The Lucene configuration can be changed by modifying values in your portal-ext.properties file. Open your portal.properties file and search for the text Lucene. Copy that section and then paste it into your portal-ext.properties file.
If you wish to store the Lucene search index on a file system that is shared by all of the Liferay nodes, you can modify the location of the search index by changing the lucene.dir property. By default, this property points to the lucene folder inside the home folder of the user that is running Liferay:
Change this to the folder of your choice. To make the change take effect, you will need to restart Liferay. You can point all of the nodes to this folder, and they will use the same index.
Like Jackrabbit, however, this is not the best way to share the search index, as it could result in file corruption if different nodes try reindexing at the same time. We do not recommend this for a production system. A better way is to share the index is via a database, where the database can enforce data integrity on the index. This is very easy to do; it is a simple change to your portal-ext.properties file.
There is a single property called lucene.store.type. By default this is set to go to the file system. You can change this so that the index is stored in the database by making it the following:
The next time Liferay is started, new tables will be created in the Liferay database, and the index will be stored there. If all the Liferay nodes point to the same database tables, they will be able to share the index. Performance on this is not always as good as it could be. Your DBAs may be able to tweak the database indexes a bit to improve performance. For better performance, you should consider using a separate search server (see the section on Solr above).
Note: MySQL users need to modify their JDBC connection string for this to work. Add the following parameter to your connection string:

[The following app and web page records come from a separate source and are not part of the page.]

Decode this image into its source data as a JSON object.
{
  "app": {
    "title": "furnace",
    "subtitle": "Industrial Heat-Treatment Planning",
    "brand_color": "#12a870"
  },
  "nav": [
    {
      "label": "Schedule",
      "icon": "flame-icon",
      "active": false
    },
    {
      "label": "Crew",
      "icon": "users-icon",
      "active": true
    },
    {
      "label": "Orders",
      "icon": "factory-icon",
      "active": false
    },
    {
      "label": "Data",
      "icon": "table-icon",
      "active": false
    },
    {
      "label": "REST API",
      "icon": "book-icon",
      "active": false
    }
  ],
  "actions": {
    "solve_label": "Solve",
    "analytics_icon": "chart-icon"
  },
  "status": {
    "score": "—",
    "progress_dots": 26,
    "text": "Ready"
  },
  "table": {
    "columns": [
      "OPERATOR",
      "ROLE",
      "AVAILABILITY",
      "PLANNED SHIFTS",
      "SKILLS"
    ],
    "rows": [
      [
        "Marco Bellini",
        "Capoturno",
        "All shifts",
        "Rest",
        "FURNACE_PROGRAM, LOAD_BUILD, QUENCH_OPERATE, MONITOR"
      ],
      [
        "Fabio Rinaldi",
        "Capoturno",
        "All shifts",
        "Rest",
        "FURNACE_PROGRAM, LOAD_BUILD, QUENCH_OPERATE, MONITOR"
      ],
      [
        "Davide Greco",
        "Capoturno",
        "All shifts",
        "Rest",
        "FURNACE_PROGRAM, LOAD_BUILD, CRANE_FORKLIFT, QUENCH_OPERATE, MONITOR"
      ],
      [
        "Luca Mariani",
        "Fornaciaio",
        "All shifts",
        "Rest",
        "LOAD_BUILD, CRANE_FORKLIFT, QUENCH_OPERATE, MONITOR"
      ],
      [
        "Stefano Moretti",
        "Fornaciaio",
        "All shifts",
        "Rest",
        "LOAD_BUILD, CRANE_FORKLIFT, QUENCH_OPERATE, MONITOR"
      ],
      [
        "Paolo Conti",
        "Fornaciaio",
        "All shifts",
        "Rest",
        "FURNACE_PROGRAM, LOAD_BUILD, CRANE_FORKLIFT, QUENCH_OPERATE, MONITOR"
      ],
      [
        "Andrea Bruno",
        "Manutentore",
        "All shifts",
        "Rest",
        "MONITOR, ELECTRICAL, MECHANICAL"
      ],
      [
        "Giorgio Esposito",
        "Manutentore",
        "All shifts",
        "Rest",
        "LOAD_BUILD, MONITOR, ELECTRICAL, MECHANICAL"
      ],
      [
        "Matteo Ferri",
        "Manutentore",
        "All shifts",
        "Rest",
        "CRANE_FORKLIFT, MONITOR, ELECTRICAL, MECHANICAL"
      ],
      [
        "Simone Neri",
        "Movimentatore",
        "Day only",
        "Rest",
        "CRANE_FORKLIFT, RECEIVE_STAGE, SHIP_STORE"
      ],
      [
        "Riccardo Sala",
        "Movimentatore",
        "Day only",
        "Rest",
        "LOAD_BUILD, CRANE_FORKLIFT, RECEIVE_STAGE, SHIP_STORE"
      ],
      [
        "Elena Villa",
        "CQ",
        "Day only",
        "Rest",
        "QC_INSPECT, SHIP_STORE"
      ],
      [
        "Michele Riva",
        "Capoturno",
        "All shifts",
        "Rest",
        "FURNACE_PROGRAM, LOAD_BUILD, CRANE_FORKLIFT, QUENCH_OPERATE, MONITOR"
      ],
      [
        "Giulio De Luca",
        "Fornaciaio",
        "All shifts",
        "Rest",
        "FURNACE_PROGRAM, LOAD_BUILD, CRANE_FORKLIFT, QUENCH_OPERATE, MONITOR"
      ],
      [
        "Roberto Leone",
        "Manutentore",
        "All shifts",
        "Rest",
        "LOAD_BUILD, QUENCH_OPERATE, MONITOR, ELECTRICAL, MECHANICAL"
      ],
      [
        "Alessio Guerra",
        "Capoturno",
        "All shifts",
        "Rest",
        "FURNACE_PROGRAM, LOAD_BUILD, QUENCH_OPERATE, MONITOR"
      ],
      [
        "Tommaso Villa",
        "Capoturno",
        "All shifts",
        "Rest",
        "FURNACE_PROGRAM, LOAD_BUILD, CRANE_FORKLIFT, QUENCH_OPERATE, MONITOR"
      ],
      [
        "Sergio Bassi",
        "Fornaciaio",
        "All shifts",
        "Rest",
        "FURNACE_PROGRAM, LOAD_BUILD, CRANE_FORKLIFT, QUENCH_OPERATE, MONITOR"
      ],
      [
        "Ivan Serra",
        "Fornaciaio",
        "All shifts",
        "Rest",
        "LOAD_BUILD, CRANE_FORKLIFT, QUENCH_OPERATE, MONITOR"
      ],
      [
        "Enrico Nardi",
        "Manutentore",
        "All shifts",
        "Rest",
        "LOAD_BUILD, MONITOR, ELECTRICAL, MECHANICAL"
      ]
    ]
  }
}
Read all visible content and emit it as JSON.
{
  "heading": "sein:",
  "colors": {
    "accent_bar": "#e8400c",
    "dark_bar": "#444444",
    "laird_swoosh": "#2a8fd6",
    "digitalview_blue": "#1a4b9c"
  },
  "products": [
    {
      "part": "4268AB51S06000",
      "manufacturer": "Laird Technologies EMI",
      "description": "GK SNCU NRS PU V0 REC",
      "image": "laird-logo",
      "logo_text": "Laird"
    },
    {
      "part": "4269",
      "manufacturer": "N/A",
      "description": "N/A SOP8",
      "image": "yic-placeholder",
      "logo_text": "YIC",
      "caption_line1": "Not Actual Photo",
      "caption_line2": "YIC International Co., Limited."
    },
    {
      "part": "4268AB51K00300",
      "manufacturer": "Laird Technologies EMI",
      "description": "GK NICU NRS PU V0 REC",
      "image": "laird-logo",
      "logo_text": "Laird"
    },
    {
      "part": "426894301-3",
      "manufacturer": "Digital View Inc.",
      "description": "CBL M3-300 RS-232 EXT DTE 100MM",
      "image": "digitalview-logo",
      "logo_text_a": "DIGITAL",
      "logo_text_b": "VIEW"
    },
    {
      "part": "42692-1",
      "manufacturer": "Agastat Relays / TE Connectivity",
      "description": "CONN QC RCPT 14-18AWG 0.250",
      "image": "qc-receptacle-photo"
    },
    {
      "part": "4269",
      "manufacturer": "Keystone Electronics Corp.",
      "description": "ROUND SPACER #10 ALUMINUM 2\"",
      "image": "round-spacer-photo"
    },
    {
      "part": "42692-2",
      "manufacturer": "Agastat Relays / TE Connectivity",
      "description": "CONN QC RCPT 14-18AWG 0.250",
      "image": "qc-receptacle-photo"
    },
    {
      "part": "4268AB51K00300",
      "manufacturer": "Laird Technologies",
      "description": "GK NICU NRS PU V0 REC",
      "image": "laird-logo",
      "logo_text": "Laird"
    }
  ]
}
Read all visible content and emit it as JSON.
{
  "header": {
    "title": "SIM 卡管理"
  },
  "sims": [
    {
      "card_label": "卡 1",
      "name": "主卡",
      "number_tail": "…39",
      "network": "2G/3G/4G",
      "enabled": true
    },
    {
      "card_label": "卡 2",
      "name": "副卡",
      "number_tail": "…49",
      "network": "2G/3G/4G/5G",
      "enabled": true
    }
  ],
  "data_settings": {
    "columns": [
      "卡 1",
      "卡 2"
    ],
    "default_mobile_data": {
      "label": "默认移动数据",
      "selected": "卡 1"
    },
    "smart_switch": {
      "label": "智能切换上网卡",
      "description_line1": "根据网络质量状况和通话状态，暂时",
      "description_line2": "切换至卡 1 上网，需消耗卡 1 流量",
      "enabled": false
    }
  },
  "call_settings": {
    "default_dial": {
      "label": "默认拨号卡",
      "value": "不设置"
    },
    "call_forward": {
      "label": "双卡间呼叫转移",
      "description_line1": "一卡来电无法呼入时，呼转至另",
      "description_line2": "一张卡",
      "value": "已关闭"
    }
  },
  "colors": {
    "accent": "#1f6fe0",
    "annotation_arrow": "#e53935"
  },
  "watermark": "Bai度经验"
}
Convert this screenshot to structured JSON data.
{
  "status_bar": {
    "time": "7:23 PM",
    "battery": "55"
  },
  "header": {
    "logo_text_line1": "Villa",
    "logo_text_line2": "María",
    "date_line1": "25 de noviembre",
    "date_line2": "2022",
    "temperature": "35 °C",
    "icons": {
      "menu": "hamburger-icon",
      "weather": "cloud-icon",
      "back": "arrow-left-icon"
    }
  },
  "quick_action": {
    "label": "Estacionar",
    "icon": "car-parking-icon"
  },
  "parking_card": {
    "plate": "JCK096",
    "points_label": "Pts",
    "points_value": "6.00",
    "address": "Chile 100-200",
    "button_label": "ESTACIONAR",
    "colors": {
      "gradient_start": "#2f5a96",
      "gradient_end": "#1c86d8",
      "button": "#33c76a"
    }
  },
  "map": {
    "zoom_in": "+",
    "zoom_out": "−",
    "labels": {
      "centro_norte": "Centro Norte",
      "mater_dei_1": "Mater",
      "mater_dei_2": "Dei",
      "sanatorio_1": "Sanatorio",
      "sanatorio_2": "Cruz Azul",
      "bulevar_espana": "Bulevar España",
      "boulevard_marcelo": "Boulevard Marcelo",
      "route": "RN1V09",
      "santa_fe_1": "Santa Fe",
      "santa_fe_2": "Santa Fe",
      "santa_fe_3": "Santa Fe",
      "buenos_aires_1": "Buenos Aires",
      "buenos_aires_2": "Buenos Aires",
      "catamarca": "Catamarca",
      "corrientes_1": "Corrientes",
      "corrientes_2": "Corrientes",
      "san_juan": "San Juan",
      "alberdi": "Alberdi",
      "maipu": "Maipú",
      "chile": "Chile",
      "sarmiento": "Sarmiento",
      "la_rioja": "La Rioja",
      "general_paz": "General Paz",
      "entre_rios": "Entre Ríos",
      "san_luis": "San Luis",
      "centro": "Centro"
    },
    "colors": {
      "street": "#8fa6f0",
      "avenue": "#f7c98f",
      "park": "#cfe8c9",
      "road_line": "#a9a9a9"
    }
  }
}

Alternatively, you can leave the configuration alone, and each node will then have its own index. This ensures that there are no collisions when multiple nodes update the index, because they all will have separate indexes. This, however, creates duplicate indexes and may not be the best use of resources. Again, for a better configuration, you should consider using a separate search server (see the section on Solr above).
Plugins which are hot deployed will need to be deployed separately to all of the Liferay nodes. Each node should, therefore, have its own hot deploy folder. This folder needs to be writable by the user under which Liferay is running, because plugins are moved from this folder to a temporary folder when they are deployed. This is to prevent the system from entering an endless loop, because the presence of a plugin in the folder is what triggers the hot deploy process.
When you want to deploy a plugin, copy that plugin to the hot deploy folders of all of the Liferay nodes. Depending on the number of nodes, it may be best to create a script to do this. Once the plugin has been deployed to all of the nodes, you can then make use of it (by adding the portlet to a page or choosing the theme as the look and feel for a page or page hierarchy).
Some containers contain a facility which allows the end user to deploy an application to one node, after which it will get copied to all of the other nodes. If you have configured your application server to support this, you won't need to hot deploy a plugin to all of the nodes—your application server will handle it transparently. Make sure, however, that you use Liferay's hot deploy mechanism to deploy plugins, as in many cases Liferay slightly modifies plugin .war files when hot deploying them.
All of the above will get basic Liferay clustering working; however, the configuration can be further optimized. We will see how to do this next.